Entrance is free with the Copenhagen Card, but tickets for the rides have to be purchased separately.
No visit to Copenhagen is complete without an obligatory snap of the iconic coloured buildings in Nyhavn; pretty much every photo you’ll ever see of Copenhagen will include these colourful shops and houses.
Though the cost of food and drinks is pretty high in this area due to it being such a popular tourist spot, just wandering around the area and looking at the pretty little homes, cafes and shops that make up this part of town is fun.
We treated ourselves to dinner at a cute little Italian restaurant on our last night here which was lovely and didn’t quite break the bank balance, so it’s always worth checking out the menu first.
One of the best ways of seeing the city sights is by boat and there are plenty to choose from at the Nyhavn harbour area.
We went on a Netto boat, which again was free with the Copenhagen City Card. The boats have pre-recorded guided tours and thankfully you sit inside the boat, in a heated area – though I imagine they can take the glass roof off in summer which would be ideal for taking photographs of the scenic views.
As you sail, you can admire the moored yachts, imposing neoclassical architecture and gothic churches that compose the grand city, while you have the audio tour headset on telling you all about Danish history.
The Little Mermaid
People say a fleeting trip to see the Little Mermaid should be on every first-timer’s visit to Copenhagen, so like any other tourist, we got off the ‘hop on hop off’ bus here. I have to say it was very underwhelming, and quite literally just a statue! It’s quite far away from everything else and if you aren’t on a bus or boat tour that goes past it, I personally wouldn’t bother.
Wandering through the free-spirited “green” commune known as Freetown Christiania was one of the highlights of the trip for me. It has a very spooky feel and exploring this hippie town of alternative people is literally like taking a trip to another world where norms and laws of a regular society do not apply.
It used to be a military zone until the 1970s, when a group of hippies occupied the area and created their own set of society rules. Old army barracks have been renovated and converted into practical spaces such as workshops, cafes, galleries and homes and today around 1000 people live in this alternative car-free area.
It’s a weird and slightly confusing mix of DIY houses, nature, museums, art galleries, shops, workshops, music venues, and cheap organic eateries. The area is vibrant, but at the same time very tired with a gritty edge that feels a million miles away from modern civilisation.
Marijuana is legal within this Freetown and freely available all along the aptly named Pusher Street and because of this no photography is allowed in this area, however, exploring Christiania is definitely an adventure not to be missed!
Design Museum Denmark
We only made it here with minutes to spare, but they very kindly let us in anyway (be aware that last entry is 30 minutes before the museum closes). We whizzed around in record time but unfortunately didn’t get all the way round.
If you want to see some unbelievably cool Scandi design, then this is place you need to be!

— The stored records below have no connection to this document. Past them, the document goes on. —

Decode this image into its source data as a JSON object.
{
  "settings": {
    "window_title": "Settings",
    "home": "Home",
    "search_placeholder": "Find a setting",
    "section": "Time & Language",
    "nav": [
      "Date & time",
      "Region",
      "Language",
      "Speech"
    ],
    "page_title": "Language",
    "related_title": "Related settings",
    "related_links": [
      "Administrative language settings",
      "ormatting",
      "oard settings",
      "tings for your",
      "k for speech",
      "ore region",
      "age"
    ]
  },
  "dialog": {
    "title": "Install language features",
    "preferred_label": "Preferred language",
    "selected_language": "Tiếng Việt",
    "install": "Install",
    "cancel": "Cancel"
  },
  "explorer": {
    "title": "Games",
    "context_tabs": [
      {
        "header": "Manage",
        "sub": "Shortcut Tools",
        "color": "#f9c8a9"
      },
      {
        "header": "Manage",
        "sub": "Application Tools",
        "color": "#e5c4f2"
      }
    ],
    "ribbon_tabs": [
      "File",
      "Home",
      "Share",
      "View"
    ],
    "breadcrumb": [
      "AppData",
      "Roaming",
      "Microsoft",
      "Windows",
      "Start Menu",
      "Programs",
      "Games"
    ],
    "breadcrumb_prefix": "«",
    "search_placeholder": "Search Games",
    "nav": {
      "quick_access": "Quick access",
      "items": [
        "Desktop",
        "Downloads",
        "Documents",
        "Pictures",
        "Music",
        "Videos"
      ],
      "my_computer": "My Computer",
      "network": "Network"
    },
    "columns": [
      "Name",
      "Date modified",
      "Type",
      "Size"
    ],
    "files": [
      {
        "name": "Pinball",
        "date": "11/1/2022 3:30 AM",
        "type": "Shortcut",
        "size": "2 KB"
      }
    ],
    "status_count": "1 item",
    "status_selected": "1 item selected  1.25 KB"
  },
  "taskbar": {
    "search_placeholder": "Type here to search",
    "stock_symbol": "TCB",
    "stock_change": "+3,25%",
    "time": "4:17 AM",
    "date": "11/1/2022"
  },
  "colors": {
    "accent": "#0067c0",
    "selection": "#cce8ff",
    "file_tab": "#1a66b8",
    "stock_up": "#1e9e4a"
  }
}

Again, this is free entry with the Copenhagen City Card.
We also went to a pop-up exhibition that was on while we were there and again it was free entry with the CC Card, so keep an eye out for those.
If you love minimalistic Scandi design and all things arty farty, this vibrant city will not disappoint!
We tried to do and see as much as we could in 72 hours, but this is a city I’d definitely visit again – probably during the summer months when it’s a lot warmer though! We went in April last year and temperatures were as low as -2 degrees celcius in the evenings so you definitely need to pack some thermals!
Have you been to Copenhagen? Is there anything I’ve missed in this guide? Please share it in the comments below.
If you missed the vlog and would like a closer look at the Freetown, Design Museum and Nyhavn, you can watch it down below.